▸ Required work:
In the entries below, find each line where the word "requirements" appears and give only the total count of such lines.

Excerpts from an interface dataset
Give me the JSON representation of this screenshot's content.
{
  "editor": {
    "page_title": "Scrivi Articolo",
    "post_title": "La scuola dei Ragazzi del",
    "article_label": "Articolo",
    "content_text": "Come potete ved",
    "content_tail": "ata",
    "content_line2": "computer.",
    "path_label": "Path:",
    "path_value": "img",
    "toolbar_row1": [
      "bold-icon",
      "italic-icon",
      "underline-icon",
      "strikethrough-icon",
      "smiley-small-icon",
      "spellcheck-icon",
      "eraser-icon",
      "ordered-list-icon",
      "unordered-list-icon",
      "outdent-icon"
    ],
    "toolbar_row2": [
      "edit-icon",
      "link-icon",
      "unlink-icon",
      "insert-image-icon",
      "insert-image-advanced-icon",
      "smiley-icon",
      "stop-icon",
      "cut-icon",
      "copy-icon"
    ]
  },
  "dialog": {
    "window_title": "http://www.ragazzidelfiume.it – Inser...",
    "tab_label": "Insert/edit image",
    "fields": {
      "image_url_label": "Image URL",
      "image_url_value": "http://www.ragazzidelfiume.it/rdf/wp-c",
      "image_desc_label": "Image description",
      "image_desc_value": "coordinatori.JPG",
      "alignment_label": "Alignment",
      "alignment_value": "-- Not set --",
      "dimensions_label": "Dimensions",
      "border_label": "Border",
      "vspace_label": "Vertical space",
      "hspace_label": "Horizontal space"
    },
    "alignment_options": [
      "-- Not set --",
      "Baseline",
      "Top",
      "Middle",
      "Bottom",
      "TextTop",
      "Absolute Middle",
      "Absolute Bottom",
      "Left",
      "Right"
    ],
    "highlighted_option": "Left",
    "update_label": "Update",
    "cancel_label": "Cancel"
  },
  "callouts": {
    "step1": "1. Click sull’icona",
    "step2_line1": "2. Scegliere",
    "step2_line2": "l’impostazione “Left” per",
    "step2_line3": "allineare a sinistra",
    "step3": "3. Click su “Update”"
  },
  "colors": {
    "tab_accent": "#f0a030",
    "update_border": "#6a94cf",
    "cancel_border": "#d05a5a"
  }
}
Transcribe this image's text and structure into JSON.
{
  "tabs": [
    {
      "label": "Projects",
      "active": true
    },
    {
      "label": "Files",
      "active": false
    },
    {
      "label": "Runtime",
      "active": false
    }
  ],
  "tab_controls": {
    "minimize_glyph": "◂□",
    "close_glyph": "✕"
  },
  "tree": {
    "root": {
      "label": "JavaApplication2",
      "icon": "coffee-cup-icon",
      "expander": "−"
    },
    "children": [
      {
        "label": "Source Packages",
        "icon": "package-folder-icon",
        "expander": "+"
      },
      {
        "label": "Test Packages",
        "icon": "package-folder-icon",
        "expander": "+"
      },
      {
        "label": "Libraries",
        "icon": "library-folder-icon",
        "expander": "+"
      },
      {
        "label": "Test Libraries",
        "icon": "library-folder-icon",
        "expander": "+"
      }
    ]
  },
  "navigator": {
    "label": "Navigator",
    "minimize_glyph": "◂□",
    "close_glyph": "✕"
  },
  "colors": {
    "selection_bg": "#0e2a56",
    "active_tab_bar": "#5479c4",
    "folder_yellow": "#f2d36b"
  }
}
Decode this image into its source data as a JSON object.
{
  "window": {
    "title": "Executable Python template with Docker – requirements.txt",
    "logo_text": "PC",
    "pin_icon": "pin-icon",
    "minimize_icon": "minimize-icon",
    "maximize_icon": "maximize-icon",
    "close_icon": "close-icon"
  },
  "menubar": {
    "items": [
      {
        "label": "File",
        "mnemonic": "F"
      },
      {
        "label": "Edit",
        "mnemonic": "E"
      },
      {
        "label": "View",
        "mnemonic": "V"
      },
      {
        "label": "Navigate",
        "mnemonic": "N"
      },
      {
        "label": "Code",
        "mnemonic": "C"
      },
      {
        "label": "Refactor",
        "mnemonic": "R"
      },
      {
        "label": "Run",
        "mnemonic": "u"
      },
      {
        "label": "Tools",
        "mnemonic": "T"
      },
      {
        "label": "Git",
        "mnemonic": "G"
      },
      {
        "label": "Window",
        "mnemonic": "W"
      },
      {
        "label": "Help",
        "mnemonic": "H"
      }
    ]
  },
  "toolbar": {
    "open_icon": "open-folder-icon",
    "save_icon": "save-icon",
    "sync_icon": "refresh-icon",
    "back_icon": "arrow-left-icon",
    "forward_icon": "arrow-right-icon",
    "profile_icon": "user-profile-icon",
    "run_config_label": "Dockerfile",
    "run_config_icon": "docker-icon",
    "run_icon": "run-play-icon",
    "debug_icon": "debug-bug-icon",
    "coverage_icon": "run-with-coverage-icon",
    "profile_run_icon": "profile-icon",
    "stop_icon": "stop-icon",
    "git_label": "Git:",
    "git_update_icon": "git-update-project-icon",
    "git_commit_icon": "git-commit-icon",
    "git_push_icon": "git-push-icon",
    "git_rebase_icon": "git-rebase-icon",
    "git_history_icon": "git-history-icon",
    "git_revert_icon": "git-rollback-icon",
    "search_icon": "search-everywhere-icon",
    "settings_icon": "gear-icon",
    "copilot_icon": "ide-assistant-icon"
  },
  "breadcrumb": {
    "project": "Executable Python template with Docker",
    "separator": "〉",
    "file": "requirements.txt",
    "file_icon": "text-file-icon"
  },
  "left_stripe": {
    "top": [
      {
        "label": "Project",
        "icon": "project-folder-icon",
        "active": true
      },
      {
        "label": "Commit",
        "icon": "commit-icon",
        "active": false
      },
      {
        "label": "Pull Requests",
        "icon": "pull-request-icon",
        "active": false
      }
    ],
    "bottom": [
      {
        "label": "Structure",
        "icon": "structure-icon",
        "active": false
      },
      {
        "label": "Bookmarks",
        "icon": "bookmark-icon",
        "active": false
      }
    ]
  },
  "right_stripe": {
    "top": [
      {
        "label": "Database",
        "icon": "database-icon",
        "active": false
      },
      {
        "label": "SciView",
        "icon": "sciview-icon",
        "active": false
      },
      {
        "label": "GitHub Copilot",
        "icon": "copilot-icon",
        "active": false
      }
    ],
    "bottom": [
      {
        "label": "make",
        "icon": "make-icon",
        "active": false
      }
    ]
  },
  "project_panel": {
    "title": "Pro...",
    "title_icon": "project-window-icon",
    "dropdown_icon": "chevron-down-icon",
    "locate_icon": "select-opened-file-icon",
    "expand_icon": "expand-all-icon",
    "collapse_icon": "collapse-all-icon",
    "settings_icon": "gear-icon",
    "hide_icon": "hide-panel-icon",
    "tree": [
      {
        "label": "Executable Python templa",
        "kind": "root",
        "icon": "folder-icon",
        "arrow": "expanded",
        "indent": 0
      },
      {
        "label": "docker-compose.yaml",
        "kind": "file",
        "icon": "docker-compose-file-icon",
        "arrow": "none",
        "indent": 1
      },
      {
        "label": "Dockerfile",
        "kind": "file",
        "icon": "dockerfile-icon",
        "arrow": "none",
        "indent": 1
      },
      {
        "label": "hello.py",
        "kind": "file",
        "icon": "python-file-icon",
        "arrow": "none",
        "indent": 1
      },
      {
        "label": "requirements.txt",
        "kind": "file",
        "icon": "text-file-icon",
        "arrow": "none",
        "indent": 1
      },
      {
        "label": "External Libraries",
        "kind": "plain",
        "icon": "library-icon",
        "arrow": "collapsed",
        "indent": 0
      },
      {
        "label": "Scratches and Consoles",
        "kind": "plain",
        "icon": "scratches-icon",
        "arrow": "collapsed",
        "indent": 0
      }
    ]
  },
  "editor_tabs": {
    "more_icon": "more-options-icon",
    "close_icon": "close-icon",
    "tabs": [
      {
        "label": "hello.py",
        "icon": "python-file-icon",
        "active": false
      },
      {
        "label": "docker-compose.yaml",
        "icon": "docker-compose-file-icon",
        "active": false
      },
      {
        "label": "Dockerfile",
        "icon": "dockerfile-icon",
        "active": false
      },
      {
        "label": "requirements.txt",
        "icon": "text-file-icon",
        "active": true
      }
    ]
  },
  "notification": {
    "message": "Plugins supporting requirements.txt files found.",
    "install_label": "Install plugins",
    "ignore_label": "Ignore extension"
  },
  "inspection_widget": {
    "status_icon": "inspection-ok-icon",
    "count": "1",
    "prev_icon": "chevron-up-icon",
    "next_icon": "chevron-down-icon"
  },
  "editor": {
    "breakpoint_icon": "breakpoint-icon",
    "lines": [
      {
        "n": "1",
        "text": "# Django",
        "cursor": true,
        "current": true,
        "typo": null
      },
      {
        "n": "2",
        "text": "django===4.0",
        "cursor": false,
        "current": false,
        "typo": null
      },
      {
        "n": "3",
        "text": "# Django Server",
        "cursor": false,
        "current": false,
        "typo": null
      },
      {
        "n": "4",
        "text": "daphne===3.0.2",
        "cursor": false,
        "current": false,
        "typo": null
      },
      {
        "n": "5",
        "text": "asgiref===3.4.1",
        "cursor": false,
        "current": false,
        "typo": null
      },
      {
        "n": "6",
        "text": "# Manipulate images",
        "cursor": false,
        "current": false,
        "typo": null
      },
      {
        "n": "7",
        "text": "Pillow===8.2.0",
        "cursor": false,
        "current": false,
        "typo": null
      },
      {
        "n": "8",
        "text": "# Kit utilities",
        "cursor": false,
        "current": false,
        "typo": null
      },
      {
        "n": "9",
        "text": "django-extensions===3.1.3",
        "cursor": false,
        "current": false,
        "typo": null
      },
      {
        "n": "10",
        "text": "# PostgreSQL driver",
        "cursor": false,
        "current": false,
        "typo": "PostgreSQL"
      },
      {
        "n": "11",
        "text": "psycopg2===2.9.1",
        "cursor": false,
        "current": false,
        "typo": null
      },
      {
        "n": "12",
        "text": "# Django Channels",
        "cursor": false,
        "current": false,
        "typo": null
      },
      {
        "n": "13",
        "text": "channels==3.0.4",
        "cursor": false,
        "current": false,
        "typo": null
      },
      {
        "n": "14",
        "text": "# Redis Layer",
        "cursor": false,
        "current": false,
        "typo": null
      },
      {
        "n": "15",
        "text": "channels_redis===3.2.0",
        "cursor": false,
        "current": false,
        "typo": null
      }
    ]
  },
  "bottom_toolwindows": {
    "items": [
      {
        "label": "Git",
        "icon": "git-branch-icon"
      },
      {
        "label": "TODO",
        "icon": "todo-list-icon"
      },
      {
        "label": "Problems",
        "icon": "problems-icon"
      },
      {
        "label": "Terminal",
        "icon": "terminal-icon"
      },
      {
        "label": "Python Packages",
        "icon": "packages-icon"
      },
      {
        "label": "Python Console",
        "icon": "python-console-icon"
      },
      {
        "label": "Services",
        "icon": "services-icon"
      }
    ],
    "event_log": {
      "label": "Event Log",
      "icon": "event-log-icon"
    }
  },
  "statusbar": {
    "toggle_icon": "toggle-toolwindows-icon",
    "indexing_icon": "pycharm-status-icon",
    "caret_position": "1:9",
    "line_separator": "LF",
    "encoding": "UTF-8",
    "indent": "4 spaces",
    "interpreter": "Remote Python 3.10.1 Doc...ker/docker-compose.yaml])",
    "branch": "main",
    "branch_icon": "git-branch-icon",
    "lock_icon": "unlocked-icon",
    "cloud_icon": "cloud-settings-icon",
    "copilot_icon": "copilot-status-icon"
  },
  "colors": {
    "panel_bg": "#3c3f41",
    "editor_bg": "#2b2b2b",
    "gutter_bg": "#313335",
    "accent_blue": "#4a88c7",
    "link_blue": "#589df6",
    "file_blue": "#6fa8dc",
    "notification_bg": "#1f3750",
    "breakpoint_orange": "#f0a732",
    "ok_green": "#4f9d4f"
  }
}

▸ Output for this exercise:
5